• EXERCISE PROMPT: Look through the lines below and copy each one that includes "hours".

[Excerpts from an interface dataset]
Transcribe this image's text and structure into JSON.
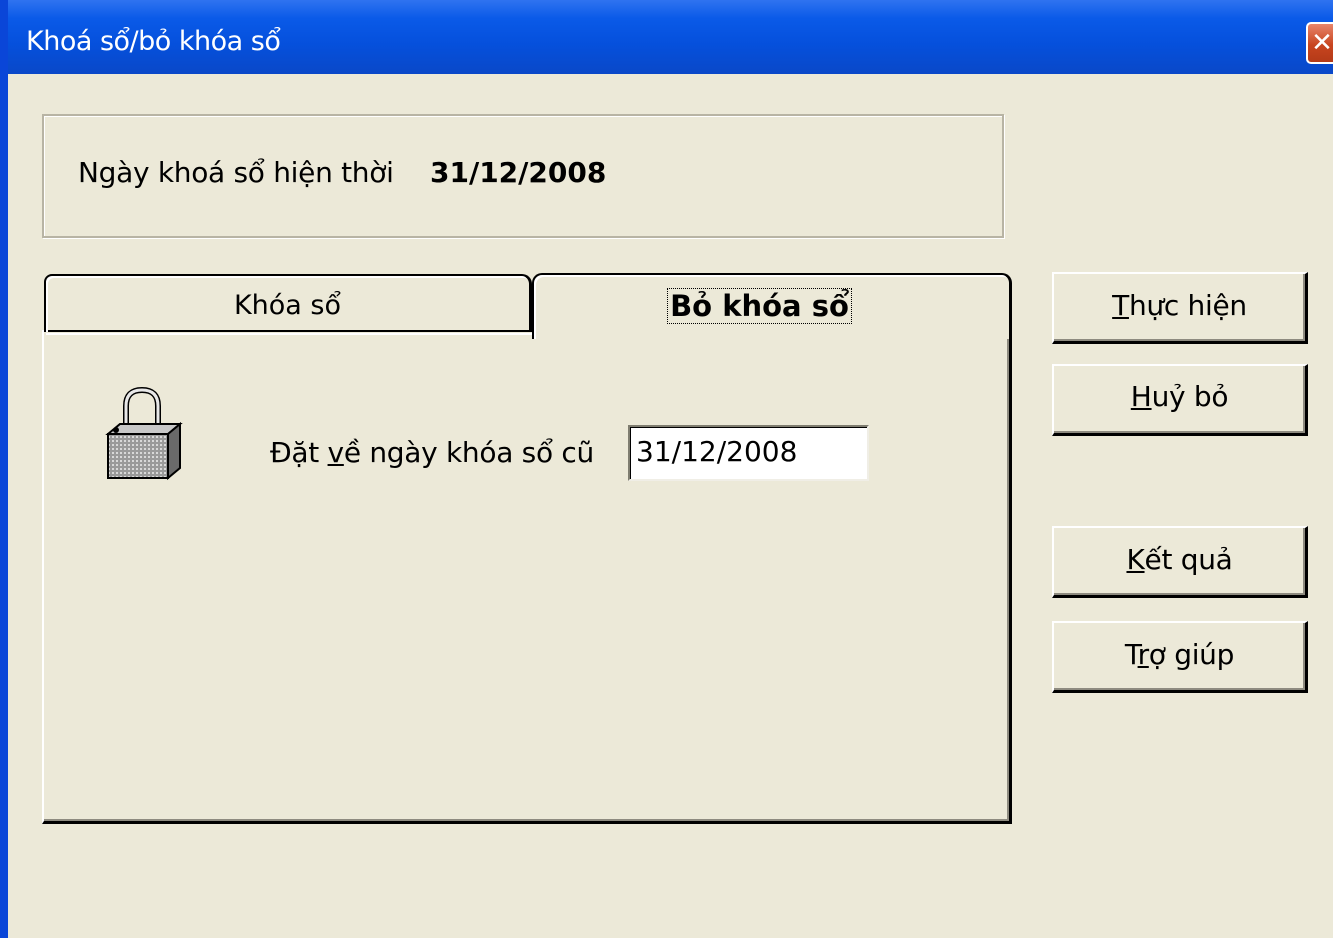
{
  "window": {
    "title": "Khoá sổ/bỏ khóa sổ",
    "close_glyph": "✕"
  },
  "current": {
    "label": "Ngày khoá sổ hiện thời",
    "value": "31/12/2008"
  },
  "tabs": [
    {
      "label": "Khóa sổ",
      "active": false
    },
    {
      "label": "Bỏ khóa sổ",
      "active": true
    }
  ],
  "panel": {
    "icon": "padlock-open-icon",
    "field_label_pre": "Đặt ",
    "field_label_mnemonic": "v",
    "field_label_post": "ề ngày khóa sổ cũ",
    "date_value": "31/12/2008"
  },
  "buttons": {
    "run": {
      "mnemonic": "T",
      "rest": "hực hiện"
    },
    "cancel": {
      "mnemonic": "H",
      "rest": "uỷ bỏ"
    },
    "result": {
      "mnemonic": "K",
      "rest": "ết quả"
    },
    "help": {
      "pre": "T",
      "mnemonic": "r",
      "rest": "ợ giúp"
    }
  },
  "colors": {
    "titlebar": "#0a5ae8",
    "dialog_bg": "#ece9d8",
    "close_button": "#c8451f"
  }
}
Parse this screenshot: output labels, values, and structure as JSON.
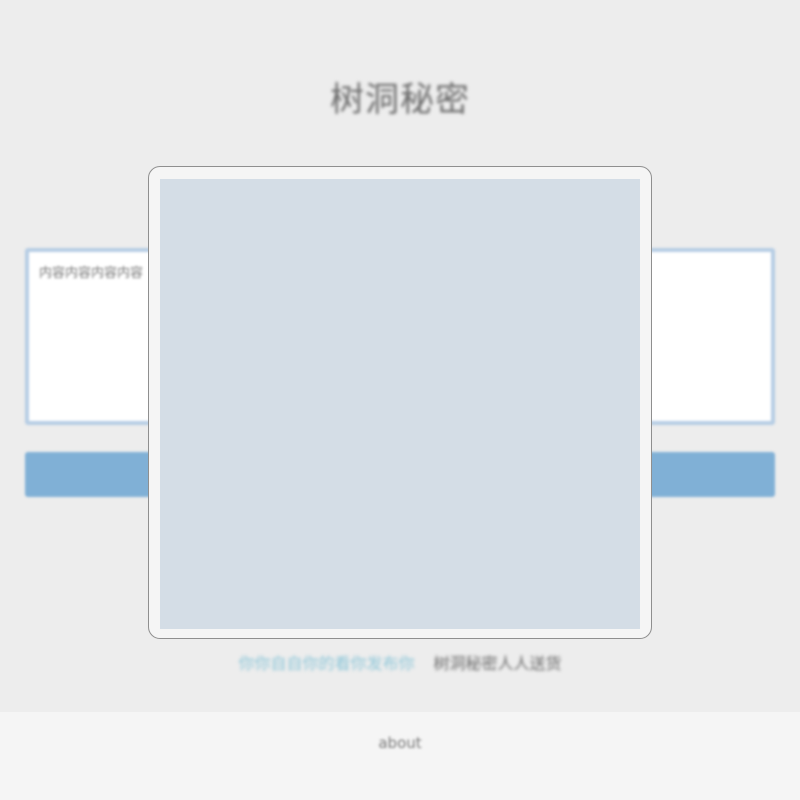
{
  "page": {
    "title": "树洞秘密"
  },
  "form": {
    "textarea_placeholder": "内容内容内容内容",
    "submit_label": ""
  },
  "links": {
    "link1": "你你自自你的看你发布你",
    "link2": "树洞秘密人人送货"
  },
  "footer": {
    "about": "about"
  },
  "colors": {
    "background": "#ededed",
    "accent": "#80b0d6",
    "modal_body": "#d4dde6"
  }
}
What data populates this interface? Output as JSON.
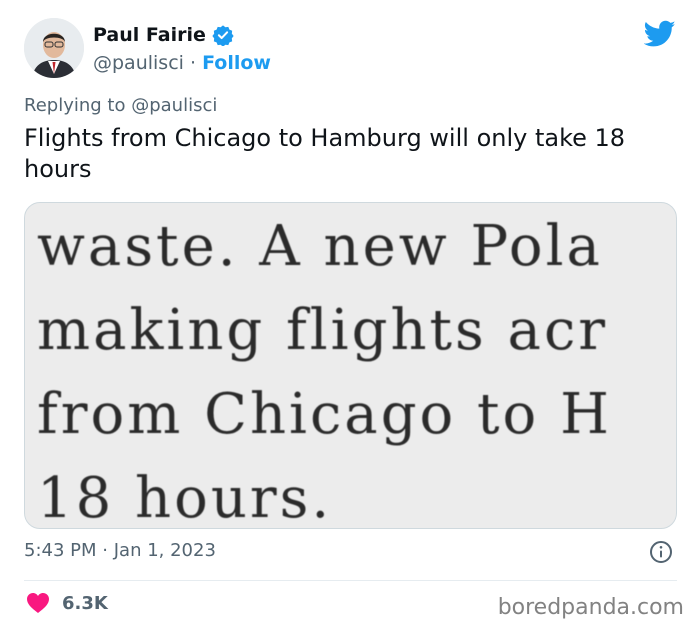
{
  "author": {
    "name": "Paul Fairie",
    "handle": "@paulisci",
    "separator": "·",
    "follow_label": "Follow",
    "verified_icon": "verified-badge-icon",
    "avatar_icon": "avatar"
  },
  "reply": {
    "prefix": "Replying to",
    "mention": "@paulisci"
  },
  "tweet": {
    "text": "Flights from Chicago to Hamburg will only take 18 hours"
  },
  "media": {
    "lines": [
      "waste.  A new Pola",
      "making  flights  acr",
      "from  Chicago  to  H",
      "18 hours."
    ]
  },
  "meta": {
    "time": "5:43 PM",
    "separator": "·",
    "date": "Jan 1, 2023"
  },
  "engagement": {
    "likes": "6.3K"
  },
  "watermark": "boredpanda.com",
  "colors": {
    "accent": "#1d9bf0",
    "heart": "#f91880",
    "muted": "#536471",
    "text": "#0f1419"
  }
}
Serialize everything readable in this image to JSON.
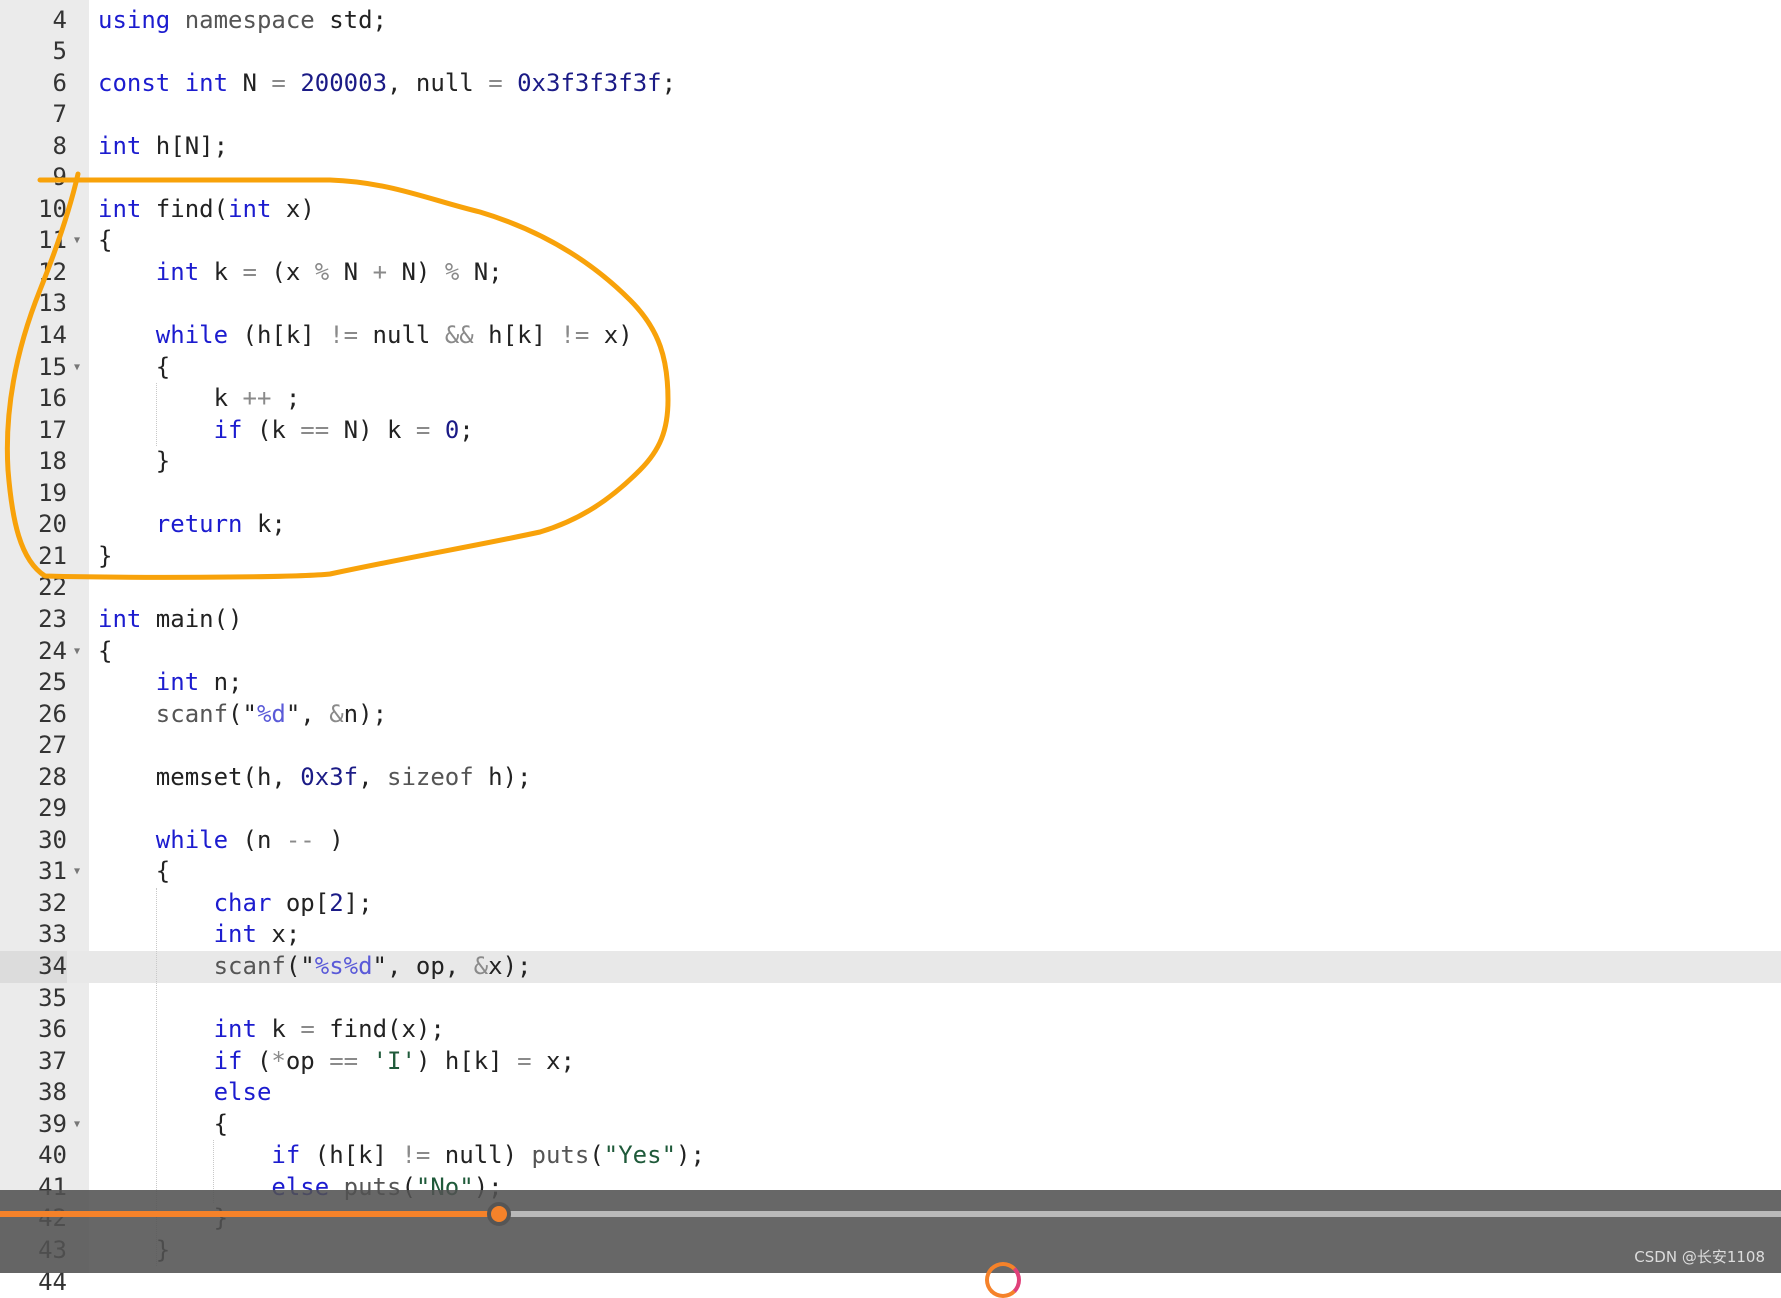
{
  "editor": {
    "active_line": 34,
    "fold_lines": [
      11,
      15,
      24,
      31,
      39
    ],
    "lines": [
      {
        "n": "4",
        "t": [
          [
            "k",
            "using"
          ],
          [
            "f",
            " namespace"
          ],
          [
            "p",
            " std;"
          ]
        ]
      },
      {
        "n": "5",
        "t": []
      },
      {
        "n": "6",
        "t": [
          [
            "k",
            "const"
          ],
          [
            "p",
            " "
          ],
          [
            "k",
            "int"
          ],
          [
            "p",
            " N "
          ],
          [
            "o",
            "="
          ],
          [
            "p",
            " "
          ],
          [
            "n",
            "200003"
          ],
          [
            "p",
            ", null "
          ],
          [
            "o",
            "="
          ],
          [
            "p",
            " "
          ],
          [
            "n",
            "0x3f3f3f3f"
          ],
          [
            "p",
            ";"
          ]
        ]
      },
      {
        "n": "7",
        "t": []
      },
      {
        "n": "8",
        "t": [
          [
            "k",
            "int"
          ],
          [
            "p",
            " h[N];"
          ]
        ]
      },
      {
        "n": "9",
        "t": []
      },
      {
        "n": "10",
        "t": [
          [
            "k",
            "int"
          ],
          [
            "p",
            " find("
          ],
          [
            "k",
            "int"
          ],
          [
            "p",
            " x)"
          ]
        ]
      },
      {
        "n": "11",
        "t": [
          [
            "p",
            "{"
          ]
        ]
      },
      {
        "n": "12",
        "t": [
          [
            "p",
            "    "
          ],
          [
            "k",
            "int"
          ],
          [
            "p",
            " k "
          ],
          [
            "o",
            "="
          ],
          [
            "p",
            " (x "
          ],
          [
            "o",
            "%"
          ],
          [
            "p",
            " N "
          ],
          [
            "o",
            "+"
          ],
          [
            "p",
            " N) "
          ],
          [
            "o",
            "%"
          ],
          [
            "p",
            " N;"
          ]
        ]
      },
      {
        "n": "13",
        "t": []
      },
      {
        "n": "14",
        "t": [
          [
            "p",
            "    "
          ],
          [
            "k",
            "while"
          ],
          [
            "p",
            " (h[k] "
          ],
          [
            "o",
            "!="
          ],
          [
            "p",
            " null "
          ],
          [
            "o",
            "&&"
          ],
          [
            "p",
            " h[k] "
          ],
          [
            "o",
            "!="
          ],
          [
            "p",
            " x)"
          ]
        ]
      },
      {
        "n": "15",
        "t": [
          [
            "p",
            "    {"
          ]
        ]
      },
      {
        "n": "16",
        "t": [
          [
            "p",
            "        k "
          ],
          [
            "o",
            "++"
          ],
          [
            "p",
            " ;"
          ]
        ]
      },
      {
        "n": "17",
        "t": [
          [
            "p",
            "        "
          ],
          [
            "k",
            "if"
          ],
          [
            "p",
            " (k "
          ],
          [
            "o",
            "=="
          ],
          [
            "p",
            " N) k "
          ],
          [
            "o",
            "="
          ],
          [
            "p",
            " "
          ],
          [
            "n",
            "0"
          ],
          [
            "p",
            ";"
          ]
        ]
      },
      {
        "n": "18",
        "t": [
          [
            "p",
            "    }"
          ]
        ]
      },
      {
        "n": "19",
        "t": []
      },
      {
        "n": "20",
        "t": [
          [
            "p",
            "    "
          ],
          [
            "k",
            "return"
          ],
          [
            "p",
            " k;"
          ]
        ]
      },
      {
        "n": "21",
        "t": [
          [
            "p",
            "}"
          ]
        ]
      },
      {
        "n": "22",
        "t": []
      },
      {
        "n": "23",
        "t": [
          [
            "k",
            "int"
          ],
          [
            "p",
            " main()"
          ]
        ]
      },
      {
        "n": "24",
        "t": [
          [
            "p",
            "{"
          ]
        ]
      },
      {
        "n": "25",
        "t": [
          [
            "p",
            "    "
          ],
          [
            "k",
            "int"
          ],
          [
            "p",
            " n;"
          ]
        ]
      },
      {
        "n": "26",
        "t": [
          [
            "p",
            "    "
          ],
          [
            "f",
            "scanf"
          ],
          [
            "p",
            "(\""
          ],
          [
            "s2",
            "%d"
          ],
          [
            "p",
            "\", "
          ],
          [
            "o",
            "&"
          ],
          [
            "p",
            "n);"
          ]
        ]
      },
      {
        "n": "27",
        "t": []
      },
      {
        "n": "28",
        "t": [
          [
            "p",
            "    memset(h, "
          ],
          [
            "n",
            "0x3f"
          ],
          [
            "p",
            ", "
          ],
          [
            "f",
            "sizeof"
          ],
          [
            "p",
            " h);"
          ]
        ]
      },
      {
        "n": "29",
        "t": []
      },
      {
        "n": "30",
        "t": [
          [
            "p",
            "    "
          ],
          [
            "k",
            "while"
          ],
          [
            "p",
            " (n "
          ],
          [
            "o",
            "--"
          ],
          [
            "p",
            " )"
          ]
        ]
      },
      {
        "n": "31",
        "t": [
          [
            "p",
            "    {"
          ]
        ]
      },
      {
        "n": "32",
        "t": [
          [
            "p",
            "        "
          ],
          [
            "k",
            "char"
          ],
          [
            "p",
            " op["
          ],
          [
            "n",
            "2"
          ],
          [
            "p",
            "];"
          ]
        ]
      },
      {
        "n": "33",
        "t": [
          [
            "p",
            "        "
          ],
          [
            "k",
            "int"
          ],
          [
            "p",
            " x;"
          ]
        ]
      },
      {
        "n": "34",
        "t": [
          [
            "p",
            "        "
          ],
          [
            "f",
            "scanf"
          ],
          [
            "p",
            "(\""
          ],
          [
            "s2",
            "%s%d"
          ],
          [
            "p",
            "\", op, "
          ],
          [
            "o",
            "&"
          ],
          [
            "p",
            "x);"
          ]
        ]
      },
      {
        "n": "35",
        "t": []
      },
      {
        "n": "36",
        "t": [
          [
            "p",
            "        "
          ],
          [
            "k",
            "int"
          ],
          [
            "p",
            " k "
          ],
          [
            "o",
            "="
          ],
          [
            "p",
            " find(x);"
          ]
        ]
      },
      {
        "n": "37",
        "t": [
          [
            "p",
            "        "
          ],
          [
            "k",
            "if"
          ],
          [
            "p",
            " ("
          ],
          [
            "o",
            "*"
          ],
          [
            "p",
            "op "
          ],
          [
            "o",
            "=="
          ],
          [
            "p",
            " "
          ],
          [
            "s",
            "'I'"
          ],
          [
            "p",
            ") h[k] "
          ],
          [
            "o",
            "="
          ],
          [
            "p",
            " x;"
          ]
        ]
      },
      {
        "n": "38",
        "t": [
          [
            "p",
            "        "
          ],
          [
            "k",
            "else"
          ]
        ]
      },
      {
        "n": "39",
        "t": [
          [
            "p",
            "        {"
          ]
        ]
      },
      {
        "n": "40",
        "t": [
          [
            "p",
            "            "
          ],
          [
            "k",
            "if"
          ],
          [
            "p",
            " (h[k] "
          ],
          [
            "o",
            "!="
          ],
          [
            "p",
            " null) "
          ],
          [
            "f",
            "puts"
          ],
          [
            "p",
            "("
          ],
          [
            "s",
            "\"Yes\""
          ],
          [
            "p",
            ");"
          ]
        ]
      },
      {
        "n": "41",
        "t": [
          [
            "p",
            "            "
          ],
          [
            "k",
            "else"
          ],
          [
            "p",
            " "
          ],
          [
            "f",
            "puts"
          ],
          [
            "p",
            "("
          ],
          [
            "s",
            "\"No\""
          ],
          [
            "p",
            ");"
          ]
        ]
      },
      {
        "n": "42",
        "t": [
          [
            "p",
            "        }"
          ]
        ]
      },
      {
        "n": "43",
        "t": [
          [
            "p",
            "    }"
          ]
        ]
      },
      {
        "n": "44",
        "t": []
      }
    ]
  },
  "annotation": {
    "color": "#f8a20a"
  },
  "player": {
    "progress_percent": 28,
    "played_color": "#f5822a",
    "watermark": "CSDN @长安1108"
  }
}
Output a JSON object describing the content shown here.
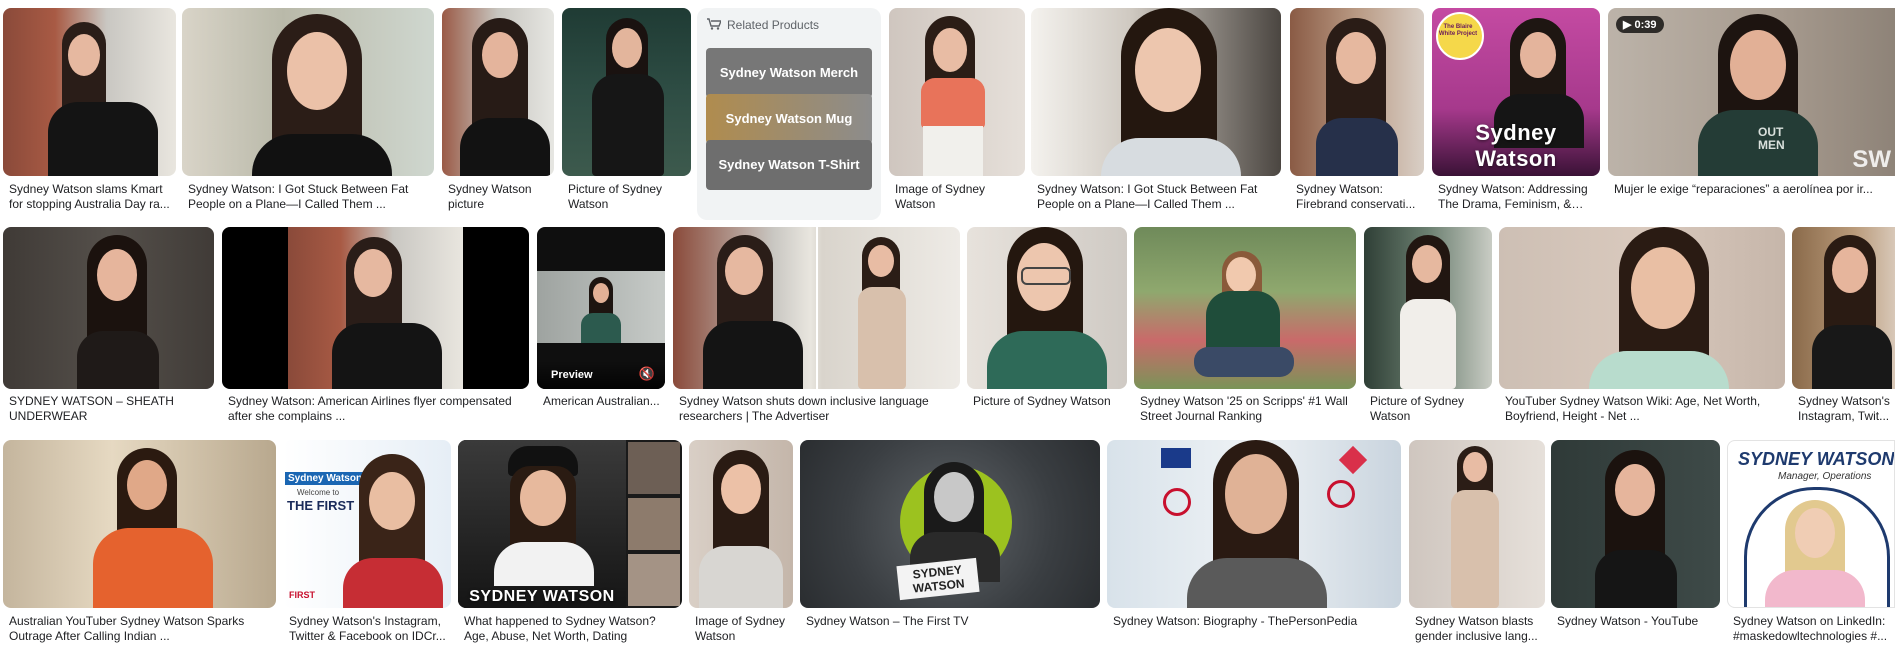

• RESPONSE:
    "text": "Flights from Chicago to Hamburg will only take 18 hours"
      "18 hours."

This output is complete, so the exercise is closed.